In either case, Hobbes believes that we surrender certain rights and some when we create a commonwealth. In October 1679, Hobbes suffered a bladder disorder, which was followed by a paralytic stroke from which he died on 4 December 1679 in Derbyshire, England, aged 91. Despite Hobbes' numerous interests and talents across the scientific and academic spectrum, his most important contributions came in his defense of the monarchy and his formulation of modern political theory. Thomas Hobbes' perception on humanity is the most. He believed that the type of government needed to control this was absolute monarchy. The Commonwealth is the only human solution to government.
In October 1679, Hobbes suffered a bladder disorder, which was followed by a paralytic stroke from which he died on December 4, 1679. Thus, all individuals in that society cede their natural rights for the sake of protection, and any abuses of power by this authority must be accepted as the price of peace although in severe cases of abuse, rebellion is to be expected. His father, also Thomas, was the vicar of Charlton and Westport, but he abandoned his three children to the care of his older brother, Francis Hobbes, and fleed to London after an altercation outside his own church. From his works, others such as John Locke based their ideology entirely off of Hobbes. This made him unpopular with the French authorities and in 1651 he returned to England.
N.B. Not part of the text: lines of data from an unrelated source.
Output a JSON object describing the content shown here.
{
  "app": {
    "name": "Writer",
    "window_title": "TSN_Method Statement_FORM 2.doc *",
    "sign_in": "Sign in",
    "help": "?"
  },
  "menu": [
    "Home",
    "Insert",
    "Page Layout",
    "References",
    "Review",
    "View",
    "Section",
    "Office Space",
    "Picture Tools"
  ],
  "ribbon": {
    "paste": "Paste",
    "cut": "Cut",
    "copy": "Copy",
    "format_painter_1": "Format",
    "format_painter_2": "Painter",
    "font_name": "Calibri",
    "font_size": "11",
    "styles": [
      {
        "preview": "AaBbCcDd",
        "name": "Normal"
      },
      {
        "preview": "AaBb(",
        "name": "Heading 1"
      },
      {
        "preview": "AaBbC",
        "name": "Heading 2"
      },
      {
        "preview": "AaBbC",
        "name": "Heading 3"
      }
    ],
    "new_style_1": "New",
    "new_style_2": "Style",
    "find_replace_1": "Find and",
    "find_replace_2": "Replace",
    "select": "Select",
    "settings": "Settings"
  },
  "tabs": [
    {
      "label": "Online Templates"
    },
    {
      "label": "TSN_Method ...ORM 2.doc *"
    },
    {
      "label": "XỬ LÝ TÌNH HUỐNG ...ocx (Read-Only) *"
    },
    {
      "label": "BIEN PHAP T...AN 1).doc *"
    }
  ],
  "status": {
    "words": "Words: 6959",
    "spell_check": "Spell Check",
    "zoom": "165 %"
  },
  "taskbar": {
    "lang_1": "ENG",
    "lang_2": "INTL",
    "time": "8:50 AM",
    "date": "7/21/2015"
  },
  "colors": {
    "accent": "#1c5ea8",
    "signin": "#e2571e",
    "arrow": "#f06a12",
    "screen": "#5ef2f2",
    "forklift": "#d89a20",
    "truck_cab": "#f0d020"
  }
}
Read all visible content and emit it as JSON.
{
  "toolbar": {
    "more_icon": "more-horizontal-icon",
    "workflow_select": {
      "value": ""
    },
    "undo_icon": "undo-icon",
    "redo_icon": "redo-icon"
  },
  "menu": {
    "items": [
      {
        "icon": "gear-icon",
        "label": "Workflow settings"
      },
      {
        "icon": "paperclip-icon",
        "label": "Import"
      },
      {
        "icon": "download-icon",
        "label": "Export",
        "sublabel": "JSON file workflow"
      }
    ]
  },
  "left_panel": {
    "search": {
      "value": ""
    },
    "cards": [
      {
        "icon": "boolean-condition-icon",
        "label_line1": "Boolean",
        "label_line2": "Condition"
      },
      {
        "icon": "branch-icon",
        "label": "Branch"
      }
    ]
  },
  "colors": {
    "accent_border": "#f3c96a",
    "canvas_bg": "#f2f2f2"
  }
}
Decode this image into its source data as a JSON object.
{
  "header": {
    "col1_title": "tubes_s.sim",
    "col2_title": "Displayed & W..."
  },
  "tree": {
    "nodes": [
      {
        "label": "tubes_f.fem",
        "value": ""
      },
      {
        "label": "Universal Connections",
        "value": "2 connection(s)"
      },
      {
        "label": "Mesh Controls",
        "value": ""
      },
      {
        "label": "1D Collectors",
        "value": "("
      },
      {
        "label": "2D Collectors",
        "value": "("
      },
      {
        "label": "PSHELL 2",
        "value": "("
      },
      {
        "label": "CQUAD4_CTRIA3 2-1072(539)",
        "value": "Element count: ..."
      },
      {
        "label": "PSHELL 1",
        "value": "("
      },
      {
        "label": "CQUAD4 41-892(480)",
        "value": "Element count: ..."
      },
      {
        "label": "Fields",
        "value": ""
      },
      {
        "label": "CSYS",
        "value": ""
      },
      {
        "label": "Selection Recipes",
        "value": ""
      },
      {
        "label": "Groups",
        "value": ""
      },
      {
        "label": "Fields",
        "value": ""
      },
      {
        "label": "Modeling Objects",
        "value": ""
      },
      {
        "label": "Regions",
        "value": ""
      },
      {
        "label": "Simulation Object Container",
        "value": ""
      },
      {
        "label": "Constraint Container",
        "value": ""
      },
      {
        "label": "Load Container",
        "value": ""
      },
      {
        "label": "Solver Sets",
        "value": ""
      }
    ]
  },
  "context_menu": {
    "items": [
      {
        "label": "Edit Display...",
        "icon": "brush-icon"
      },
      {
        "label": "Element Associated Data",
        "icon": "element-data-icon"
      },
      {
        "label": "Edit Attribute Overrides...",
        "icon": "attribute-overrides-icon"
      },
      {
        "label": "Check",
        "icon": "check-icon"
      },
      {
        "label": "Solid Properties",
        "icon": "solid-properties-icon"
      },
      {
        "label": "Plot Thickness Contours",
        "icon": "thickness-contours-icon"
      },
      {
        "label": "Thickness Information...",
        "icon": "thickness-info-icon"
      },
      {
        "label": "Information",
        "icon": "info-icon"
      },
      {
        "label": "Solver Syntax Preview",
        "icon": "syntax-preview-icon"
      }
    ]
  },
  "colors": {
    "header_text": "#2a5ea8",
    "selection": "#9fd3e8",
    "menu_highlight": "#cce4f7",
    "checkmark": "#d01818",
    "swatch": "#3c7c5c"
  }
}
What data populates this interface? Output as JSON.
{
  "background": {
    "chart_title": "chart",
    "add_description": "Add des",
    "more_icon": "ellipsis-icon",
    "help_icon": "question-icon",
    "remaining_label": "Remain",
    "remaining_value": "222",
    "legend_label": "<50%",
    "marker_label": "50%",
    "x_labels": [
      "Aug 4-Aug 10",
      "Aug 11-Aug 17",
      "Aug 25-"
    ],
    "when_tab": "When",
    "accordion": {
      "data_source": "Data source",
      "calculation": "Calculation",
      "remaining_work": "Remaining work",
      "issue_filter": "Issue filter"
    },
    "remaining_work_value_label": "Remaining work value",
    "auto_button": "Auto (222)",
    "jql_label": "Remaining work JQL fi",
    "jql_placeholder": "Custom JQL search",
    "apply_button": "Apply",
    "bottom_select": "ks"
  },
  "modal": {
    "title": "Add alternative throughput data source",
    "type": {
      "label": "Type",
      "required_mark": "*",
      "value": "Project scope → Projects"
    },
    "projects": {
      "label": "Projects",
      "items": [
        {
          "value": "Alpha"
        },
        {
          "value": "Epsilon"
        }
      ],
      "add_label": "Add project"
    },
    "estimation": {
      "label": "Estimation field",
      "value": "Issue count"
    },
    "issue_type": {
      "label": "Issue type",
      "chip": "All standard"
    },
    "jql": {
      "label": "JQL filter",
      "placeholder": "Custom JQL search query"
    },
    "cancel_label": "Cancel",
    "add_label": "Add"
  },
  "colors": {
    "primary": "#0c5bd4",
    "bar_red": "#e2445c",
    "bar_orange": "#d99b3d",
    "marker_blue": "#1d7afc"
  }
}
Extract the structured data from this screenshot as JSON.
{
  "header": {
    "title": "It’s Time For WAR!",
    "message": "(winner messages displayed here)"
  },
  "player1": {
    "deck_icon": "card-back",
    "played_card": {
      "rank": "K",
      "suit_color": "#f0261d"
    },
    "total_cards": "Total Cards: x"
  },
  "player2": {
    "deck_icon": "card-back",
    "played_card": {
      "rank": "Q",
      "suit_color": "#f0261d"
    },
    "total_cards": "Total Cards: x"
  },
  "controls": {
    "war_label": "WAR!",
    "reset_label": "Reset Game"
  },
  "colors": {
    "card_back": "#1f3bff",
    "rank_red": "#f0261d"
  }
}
A State of War is fearsome, and ugly.
Therefore, in order to provide peace, contentment, and security in living together, it is necessary that we get together and confer power on some single human or group of humans of whose acts each of us, even in dissent, will obey for the good of all. This is feasibly a lasting impact all in itself. In history, he translated Thucydides' History of the Peloponnesian Warinto English, and later wrote his own history of the Long Parliament. In such a case, man would automatically return to a state of nature until the creation of a new social contract. Hobbes Today Although we no longer accept Hobbes' ideology the way it once was, we study his work in college courses. It was written during the English Civil War of 1642 - 1651, and much of the book is occupied with demonstrating the necessity of a strong central authority and the avoidance of the evils of discord and civil war.
Contribution to America Due to his substantial influence on John Locke, the government actually came to be what we deal with daily. However the three individuals I have been researching and reading on have changed lives and the world and have permanently stamped their thios onto human nature altogether Machiavelli believed in the idea that all should be ruled under fear. Even though during his time his work was apposed by many, it was still admired. While Hobbes believed in social contract theory that is, the theory that a ruler has an unspoken, implicit contract with his people requiring him to reign fairly , he ascribed nearly total power to the monarch, and did not believe the people to have any right to rebel whatsoever. Lesson Summary The competing political philosophies of Thomas Hobbes and John Locke represent the disparate governments that were present across 17th-century Europe. Although he associated with literary figures like Ben Jonson and thinkers such as , Hobbes did not extend his efforts into philosophy until after 1629.